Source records
▼

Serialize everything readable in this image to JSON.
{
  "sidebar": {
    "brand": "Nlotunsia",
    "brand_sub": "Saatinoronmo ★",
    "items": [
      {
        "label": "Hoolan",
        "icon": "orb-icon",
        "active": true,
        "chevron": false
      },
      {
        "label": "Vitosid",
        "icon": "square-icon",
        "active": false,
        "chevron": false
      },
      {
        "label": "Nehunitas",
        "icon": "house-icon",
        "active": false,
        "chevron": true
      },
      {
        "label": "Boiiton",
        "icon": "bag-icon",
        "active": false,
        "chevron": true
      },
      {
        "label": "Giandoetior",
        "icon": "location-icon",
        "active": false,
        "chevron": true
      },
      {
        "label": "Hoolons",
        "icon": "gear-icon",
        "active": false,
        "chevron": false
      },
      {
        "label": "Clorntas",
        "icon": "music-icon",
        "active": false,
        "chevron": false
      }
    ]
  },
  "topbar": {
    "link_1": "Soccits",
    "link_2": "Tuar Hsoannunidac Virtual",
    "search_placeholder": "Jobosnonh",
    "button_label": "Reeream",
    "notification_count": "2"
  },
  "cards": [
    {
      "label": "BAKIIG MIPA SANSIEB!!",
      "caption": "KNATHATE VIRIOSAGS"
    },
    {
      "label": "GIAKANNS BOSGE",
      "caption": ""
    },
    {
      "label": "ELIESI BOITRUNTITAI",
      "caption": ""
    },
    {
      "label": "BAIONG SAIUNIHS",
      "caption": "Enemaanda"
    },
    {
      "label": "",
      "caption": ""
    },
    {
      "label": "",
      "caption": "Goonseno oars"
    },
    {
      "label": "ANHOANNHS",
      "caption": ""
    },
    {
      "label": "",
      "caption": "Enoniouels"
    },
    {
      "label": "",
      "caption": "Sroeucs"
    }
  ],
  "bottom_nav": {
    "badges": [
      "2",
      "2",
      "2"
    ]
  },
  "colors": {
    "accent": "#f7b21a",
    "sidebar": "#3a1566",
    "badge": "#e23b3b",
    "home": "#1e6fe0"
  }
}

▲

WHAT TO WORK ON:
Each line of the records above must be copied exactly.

WRITTEN SOLUTION:
Serialize everything readable in this image to JSON.
{
  "sidebar": {
    "brand": "Nlotunsia",
    "brand_sub": "Saatinoronmo ★",
    "items": [
      {
        "label": "Hoolan",
        "icon": "orb-icon",
        "active": true,
        "chevron": false
      },
      {
        "label": "Vitosid",
        "icon": "square-icon",
        "active": false,
        "chevron": false
      },
      {
        "label": "Nehunitas",
        "icon": "house-icon",
        "active": false,
        "chevron": true
      },
      {
        "label": "Boiiton",
        "icon": "bag-icon",
        "active": false,
        "chevron": true
      },
      {
        "label": "Giandoetior",
        "icon": "location-icon",
        "active": false,
        "chevron": true
      },
      {
        "label": "Hoolons",
        "icon": "gear-icon",
        "active": false,
        "chevron": false
      },
      {
        "label": "Clorntas",
        "icon": "music-icon",
        "active": false,
        "chevron": false
      }
    ]
  },
  "topbar": {
    "link_1": "Soccits",
    "link_2": "Tuar Hsoannunidac Virtual",
    "search_placeholder": "Jobosnonh",
    "button_label": "Reeream",
    "notification_count": "2"
  },
  "cards": [
    {
      "label": "BAKIIG MIPA SANSIEB!!",
      "caption": "KNATHATE VIRIOSAGS"
    },
    {
      "label": "GIAKANNS BOSGE",
      "caption": ""
    },
    {
      "label": "ELIESI BOITRUNTITAI",
      "caption": ""
    },
    {
      "label": "BAIONG SAIUNIHS",
      "caption": "Enemaanda"
    },
    {
      "label": "",
      "caption": ""
    },
    {
      "label": "",
      "caption": "Goonseno oars"
    },
    {
      "label": "ANHOANNHS",
      "caption": ""
    },
    {
      "label": "",
      "caption": "Enoniouels"
    },
    {
      "label": "",
      "caption": "Sroeucs"
    }
  ],
  "bottom_nav": {
    "badges": [
      "2",
      "2",
      "2"
    ]
  },
  "colors": {
    "accent": "#f7b21a",
    "sidebar": "#3a1566",
    "badge": "#e23b3b",
    "home": "#1e6fe0"
  }
}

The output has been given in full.